*** Data in this exercise Section Begins ***

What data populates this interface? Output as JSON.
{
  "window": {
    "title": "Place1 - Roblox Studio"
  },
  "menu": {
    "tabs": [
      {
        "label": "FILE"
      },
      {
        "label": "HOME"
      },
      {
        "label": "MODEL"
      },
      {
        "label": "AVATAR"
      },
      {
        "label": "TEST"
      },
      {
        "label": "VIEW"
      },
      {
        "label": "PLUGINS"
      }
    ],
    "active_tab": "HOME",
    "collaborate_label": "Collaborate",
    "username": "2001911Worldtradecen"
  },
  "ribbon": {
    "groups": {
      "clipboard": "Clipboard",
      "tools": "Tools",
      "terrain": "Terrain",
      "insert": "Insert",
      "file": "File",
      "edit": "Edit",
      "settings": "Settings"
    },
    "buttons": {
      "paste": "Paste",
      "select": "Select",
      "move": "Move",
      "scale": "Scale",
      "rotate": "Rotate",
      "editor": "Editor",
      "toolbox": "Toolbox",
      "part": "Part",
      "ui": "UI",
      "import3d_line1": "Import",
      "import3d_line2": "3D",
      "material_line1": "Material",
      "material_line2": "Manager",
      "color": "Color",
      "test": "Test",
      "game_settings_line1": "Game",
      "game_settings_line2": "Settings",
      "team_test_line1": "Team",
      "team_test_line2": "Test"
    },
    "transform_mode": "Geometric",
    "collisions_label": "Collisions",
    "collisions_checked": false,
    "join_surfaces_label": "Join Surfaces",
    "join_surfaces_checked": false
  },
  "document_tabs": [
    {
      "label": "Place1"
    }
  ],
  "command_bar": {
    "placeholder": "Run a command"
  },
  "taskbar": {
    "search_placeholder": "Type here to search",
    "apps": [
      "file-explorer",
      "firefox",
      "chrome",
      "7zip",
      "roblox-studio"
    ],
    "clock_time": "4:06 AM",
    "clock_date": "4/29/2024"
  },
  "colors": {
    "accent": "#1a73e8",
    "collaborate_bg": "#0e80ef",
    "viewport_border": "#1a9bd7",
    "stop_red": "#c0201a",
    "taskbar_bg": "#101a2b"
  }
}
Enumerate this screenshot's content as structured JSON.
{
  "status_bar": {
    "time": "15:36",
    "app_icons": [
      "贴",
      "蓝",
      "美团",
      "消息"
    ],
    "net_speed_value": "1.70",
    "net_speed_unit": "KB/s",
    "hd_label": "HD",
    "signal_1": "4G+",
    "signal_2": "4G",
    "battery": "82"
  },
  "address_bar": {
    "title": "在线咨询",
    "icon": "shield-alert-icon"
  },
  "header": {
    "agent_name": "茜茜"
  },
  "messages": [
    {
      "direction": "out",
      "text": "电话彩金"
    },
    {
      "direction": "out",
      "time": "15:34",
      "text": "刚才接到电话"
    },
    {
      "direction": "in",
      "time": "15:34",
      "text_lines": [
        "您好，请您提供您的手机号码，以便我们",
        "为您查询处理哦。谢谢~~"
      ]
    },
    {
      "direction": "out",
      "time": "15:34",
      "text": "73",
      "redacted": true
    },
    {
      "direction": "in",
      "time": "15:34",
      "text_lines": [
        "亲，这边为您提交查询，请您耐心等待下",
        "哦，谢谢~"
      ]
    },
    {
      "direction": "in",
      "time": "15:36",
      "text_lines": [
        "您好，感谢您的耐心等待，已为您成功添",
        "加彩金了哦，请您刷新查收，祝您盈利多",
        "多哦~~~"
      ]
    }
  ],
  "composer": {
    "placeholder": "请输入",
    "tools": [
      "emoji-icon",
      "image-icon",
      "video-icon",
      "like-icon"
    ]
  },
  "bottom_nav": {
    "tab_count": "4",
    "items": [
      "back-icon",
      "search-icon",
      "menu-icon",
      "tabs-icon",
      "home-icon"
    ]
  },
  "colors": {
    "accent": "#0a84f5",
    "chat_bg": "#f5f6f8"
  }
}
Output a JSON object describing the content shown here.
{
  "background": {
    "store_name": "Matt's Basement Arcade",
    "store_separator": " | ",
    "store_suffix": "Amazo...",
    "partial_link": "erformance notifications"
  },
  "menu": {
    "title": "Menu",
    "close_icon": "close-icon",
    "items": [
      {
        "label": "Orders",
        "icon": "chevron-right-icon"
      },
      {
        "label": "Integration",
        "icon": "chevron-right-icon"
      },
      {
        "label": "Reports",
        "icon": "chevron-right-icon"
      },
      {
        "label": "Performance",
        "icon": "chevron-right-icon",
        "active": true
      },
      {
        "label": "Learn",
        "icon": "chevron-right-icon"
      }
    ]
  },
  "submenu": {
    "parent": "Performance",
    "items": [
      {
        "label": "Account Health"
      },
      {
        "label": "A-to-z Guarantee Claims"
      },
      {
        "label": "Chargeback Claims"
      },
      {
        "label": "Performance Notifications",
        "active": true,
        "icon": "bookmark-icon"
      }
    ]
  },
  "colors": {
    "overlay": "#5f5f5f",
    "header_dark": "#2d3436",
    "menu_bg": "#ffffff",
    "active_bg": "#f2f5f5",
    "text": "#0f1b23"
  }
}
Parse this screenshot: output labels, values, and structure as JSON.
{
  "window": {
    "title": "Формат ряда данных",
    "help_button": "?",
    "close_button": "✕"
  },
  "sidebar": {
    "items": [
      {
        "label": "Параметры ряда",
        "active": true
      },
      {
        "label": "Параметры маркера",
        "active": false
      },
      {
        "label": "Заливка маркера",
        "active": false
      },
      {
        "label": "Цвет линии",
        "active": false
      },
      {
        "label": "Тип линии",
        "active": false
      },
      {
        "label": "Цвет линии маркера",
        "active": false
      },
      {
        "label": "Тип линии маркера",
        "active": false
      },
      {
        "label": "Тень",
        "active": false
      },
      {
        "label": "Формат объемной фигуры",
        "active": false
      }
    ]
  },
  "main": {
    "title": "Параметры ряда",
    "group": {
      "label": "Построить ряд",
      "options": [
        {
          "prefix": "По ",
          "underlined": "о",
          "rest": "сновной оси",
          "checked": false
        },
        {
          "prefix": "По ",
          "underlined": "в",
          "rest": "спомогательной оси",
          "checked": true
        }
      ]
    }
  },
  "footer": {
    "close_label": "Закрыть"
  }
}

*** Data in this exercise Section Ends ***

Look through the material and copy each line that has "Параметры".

        "label": "Параметры ряда",
        "label": "Параметры маркера",
    "title": "Параметры ряда",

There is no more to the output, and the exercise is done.